* **TO DO**
Wherever a line in the data below holds "label", copy that line.

(Data records)
-=-=-

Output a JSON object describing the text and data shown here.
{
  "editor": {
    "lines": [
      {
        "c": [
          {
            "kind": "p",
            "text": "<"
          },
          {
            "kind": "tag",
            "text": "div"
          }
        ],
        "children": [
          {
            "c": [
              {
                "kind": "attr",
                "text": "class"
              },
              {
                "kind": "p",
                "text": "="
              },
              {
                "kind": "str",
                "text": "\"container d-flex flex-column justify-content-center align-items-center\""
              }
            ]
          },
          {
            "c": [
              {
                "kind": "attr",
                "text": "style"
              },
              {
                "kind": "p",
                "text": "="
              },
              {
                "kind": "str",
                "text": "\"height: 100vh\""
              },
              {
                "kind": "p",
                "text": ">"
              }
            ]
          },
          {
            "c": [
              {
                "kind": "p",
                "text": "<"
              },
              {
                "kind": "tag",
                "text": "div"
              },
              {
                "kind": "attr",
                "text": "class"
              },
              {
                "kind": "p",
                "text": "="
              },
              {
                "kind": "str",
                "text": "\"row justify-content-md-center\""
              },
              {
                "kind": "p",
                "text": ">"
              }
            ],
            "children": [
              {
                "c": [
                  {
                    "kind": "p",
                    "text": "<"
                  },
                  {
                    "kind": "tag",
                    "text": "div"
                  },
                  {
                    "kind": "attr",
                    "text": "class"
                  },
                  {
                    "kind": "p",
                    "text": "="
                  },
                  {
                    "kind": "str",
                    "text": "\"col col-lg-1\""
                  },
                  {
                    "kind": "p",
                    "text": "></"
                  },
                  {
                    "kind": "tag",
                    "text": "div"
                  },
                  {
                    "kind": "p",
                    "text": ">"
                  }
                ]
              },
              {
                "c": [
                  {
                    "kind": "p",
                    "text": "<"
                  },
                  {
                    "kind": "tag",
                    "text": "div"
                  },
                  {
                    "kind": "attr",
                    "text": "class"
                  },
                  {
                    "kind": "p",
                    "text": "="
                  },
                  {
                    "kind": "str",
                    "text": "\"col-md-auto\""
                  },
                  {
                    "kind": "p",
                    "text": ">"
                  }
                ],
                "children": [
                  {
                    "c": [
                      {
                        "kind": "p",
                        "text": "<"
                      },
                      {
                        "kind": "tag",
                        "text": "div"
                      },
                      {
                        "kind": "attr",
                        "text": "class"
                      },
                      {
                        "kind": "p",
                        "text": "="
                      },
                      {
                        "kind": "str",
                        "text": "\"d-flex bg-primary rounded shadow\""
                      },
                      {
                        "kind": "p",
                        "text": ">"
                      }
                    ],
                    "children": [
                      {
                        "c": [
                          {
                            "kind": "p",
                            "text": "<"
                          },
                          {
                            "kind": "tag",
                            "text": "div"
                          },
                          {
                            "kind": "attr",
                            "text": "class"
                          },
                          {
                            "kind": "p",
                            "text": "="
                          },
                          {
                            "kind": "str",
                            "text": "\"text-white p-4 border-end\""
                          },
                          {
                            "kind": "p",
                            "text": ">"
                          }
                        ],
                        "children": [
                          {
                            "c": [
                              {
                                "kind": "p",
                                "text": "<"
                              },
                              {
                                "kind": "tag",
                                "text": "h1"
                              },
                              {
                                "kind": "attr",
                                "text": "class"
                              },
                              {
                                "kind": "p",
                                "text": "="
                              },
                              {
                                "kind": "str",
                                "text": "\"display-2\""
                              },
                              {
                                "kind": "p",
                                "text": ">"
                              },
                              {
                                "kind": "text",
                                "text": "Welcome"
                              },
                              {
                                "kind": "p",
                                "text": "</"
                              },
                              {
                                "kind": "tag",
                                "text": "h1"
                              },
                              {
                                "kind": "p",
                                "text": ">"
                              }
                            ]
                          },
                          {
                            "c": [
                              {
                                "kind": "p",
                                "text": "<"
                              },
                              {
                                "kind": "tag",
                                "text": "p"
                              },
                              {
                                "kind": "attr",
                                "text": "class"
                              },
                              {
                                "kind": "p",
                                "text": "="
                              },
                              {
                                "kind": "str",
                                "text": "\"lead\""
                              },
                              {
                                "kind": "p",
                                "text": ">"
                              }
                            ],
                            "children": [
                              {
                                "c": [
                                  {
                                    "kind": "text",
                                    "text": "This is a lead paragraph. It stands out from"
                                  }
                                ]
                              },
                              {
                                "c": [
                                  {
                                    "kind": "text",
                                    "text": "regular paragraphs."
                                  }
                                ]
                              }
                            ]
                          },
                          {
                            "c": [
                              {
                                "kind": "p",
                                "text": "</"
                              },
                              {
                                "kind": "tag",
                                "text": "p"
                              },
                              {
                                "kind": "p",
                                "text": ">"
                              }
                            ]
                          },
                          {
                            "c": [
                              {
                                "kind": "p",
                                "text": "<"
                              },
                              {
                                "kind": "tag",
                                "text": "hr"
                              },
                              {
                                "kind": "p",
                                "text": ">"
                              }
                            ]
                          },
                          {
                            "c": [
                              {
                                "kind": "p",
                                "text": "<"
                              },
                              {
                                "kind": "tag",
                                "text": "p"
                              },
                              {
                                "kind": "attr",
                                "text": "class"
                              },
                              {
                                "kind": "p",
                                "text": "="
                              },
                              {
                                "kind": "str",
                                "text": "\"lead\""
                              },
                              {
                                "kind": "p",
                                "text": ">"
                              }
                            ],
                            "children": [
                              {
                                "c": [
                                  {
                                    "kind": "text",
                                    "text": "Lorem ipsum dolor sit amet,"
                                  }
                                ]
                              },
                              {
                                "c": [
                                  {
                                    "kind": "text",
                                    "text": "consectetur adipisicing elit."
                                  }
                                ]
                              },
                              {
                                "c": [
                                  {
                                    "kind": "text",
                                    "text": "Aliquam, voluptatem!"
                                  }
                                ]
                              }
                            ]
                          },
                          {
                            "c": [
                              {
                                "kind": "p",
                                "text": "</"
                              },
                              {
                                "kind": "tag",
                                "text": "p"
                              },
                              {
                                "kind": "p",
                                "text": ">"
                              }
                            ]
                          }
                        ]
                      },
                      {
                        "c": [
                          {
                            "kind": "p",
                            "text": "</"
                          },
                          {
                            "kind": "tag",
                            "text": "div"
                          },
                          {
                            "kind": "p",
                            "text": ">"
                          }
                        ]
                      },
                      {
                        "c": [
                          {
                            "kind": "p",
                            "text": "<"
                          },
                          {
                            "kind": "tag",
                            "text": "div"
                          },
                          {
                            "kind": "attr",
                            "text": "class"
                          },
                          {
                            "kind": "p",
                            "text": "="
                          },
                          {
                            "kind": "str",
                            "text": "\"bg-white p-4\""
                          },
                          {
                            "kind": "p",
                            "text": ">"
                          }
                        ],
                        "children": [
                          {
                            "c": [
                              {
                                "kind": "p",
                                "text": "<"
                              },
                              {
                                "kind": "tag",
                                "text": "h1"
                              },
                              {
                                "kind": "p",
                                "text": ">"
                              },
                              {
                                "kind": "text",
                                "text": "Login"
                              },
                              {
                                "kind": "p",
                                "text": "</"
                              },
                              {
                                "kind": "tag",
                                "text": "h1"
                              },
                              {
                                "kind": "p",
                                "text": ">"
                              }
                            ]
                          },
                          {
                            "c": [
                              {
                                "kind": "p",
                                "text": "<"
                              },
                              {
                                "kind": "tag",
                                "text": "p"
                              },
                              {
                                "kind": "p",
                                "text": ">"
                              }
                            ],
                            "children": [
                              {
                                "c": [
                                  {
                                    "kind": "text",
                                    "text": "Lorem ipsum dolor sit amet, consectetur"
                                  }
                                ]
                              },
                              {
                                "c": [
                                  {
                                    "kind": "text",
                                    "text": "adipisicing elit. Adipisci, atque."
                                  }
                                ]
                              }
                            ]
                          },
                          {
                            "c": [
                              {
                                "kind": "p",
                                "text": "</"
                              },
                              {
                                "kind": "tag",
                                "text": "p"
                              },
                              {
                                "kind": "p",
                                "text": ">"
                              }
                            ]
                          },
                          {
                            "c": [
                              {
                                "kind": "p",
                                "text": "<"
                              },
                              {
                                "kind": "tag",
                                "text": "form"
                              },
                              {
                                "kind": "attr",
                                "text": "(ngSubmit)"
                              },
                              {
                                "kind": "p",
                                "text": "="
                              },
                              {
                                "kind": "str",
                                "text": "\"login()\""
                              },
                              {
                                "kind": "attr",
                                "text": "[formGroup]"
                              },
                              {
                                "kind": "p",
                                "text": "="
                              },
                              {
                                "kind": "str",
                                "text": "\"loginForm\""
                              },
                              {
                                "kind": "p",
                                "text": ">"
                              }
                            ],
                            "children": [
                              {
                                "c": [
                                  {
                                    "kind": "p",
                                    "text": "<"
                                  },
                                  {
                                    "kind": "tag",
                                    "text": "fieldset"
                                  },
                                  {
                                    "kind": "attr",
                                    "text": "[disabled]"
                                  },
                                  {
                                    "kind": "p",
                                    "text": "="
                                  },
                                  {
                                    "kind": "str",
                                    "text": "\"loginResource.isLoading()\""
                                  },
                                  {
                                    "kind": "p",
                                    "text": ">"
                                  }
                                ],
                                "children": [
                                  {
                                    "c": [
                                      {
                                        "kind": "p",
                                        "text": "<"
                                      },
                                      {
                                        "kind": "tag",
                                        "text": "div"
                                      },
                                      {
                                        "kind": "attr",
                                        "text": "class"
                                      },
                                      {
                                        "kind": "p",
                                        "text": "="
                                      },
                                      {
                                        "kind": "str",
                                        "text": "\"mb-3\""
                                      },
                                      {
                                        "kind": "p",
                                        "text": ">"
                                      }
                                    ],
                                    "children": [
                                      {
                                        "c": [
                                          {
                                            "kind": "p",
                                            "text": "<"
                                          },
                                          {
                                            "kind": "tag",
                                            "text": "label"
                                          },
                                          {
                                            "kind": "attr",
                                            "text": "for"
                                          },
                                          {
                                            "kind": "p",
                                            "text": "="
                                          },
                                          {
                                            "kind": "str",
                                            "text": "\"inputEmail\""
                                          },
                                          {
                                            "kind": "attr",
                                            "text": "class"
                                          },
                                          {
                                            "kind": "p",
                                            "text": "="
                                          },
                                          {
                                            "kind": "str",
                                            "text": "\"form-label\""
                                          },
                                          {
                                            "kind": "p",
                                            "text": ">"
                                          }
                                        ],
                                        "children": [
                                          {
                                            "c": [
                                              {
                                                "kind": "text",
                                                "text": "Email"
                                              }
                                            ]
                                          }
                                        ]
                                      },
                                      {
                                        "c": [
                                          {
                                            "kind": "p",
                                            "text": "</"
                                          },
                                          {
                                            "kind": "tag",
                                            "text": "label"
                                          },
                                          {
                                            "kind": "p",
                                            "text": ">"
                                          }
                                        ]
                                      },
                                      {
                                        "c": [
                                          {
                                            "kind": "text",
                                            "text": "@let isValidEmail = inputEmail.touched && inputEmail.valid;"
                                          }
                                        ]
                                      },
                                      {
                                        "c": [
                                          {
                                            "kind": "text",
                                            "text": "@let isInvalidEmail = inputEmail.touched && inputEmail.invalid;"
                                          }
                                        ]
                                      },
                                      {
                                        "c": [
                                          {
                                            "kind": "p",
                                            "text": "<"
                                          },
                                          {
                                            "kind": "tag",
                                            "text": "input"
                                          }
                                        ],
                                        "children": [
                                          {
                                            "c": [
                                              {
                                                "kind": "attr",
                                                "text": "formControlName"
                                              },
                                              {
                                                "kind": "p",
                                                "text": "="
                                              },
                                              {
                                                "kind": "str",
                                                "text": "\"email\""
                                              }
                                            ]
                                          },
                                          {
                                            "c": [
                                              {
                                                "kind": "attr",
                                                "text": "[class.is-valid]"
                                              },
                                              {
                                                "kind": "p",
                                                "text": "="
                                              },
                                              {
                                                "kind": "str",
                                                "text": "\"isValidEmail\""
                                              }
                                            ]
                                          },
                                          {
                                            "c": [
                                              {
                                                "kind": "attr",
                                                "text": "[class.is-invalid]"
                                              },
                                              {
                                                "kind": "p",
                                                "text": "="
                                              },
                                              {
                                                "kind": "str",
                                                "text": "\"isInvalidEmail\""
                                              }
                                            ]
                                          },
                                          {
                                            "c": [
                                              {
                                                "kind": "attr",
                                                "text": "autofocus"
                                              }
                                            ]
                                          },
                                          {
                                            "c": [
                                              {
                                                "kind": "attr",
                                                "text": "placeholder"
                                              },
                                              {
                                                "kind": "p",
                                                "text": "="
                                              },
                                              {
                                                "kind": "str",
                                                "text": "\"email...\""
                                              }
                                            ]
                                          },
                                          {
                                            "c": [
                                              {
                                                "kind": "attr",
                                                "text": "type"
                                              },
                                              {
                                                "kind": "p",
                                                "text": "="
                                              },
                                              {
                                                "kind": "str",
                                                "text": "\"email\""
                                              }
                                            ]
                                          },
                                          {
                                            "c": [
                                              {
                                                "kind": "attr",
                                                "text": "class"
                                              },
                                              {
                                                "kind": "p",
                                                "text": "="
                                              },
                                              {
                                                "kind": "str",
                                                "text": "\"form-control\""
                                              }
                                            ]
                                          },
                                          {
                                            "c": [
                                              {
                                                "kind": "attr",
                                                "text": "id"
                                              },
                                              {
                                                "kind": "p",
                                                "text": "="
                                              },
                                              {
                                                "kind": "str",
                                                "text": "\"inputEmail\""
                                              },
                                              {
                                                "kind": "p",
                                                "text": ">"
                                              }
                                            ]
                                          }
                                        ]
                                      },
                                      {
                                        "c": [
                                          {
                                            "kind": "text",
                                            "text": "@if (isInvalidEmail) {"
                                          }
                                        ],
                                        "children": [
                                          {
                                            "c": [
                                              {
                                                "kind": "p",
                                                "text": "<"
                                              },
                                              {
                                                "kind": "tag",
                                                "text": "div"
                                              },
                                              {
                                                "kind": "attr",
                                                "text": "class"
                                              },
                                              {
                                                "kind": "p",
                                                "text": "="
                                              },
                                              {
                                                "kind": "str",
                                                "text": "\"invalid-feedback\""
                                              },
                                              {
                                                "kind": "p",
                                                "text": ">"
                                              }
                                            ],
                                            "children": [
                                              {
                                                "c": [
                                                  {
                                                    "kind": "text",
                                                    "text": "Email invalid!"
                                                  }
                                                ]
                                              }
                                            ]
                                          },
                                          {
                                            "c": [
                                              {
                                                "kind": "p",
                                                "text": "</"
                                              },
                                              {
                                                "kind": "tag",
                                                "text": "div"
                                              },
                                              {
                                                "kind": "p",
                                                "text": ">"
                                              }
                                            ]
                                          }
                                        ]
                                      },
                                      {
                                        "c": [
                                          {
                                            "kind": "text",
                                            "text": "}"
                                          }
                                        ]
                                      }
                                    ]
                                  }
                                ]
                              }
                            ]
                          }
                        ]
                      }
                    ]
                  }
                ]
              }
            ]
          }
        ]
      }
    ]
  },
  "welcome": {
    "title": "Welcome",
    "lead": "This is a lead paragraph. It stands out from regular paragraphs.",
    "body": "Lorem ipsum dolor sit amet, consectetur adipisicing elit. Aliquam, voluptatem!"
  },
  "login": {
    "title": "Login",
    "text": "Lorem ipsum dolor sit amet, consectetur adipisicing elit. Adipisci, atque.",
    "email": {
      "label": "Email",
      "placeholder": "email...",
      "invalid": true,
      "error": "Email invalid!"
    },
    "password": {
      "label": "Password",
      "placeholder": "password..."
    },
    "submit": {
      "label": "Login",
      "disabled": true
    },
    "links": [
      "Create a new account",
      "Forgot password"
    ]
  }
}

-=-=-

* **RESULT**
                                            "text": "label"
                                            "text": "\"form-label\""
                                            "text": "label"
      "label": "Email",
      "label": "Password",
      "label": "Login",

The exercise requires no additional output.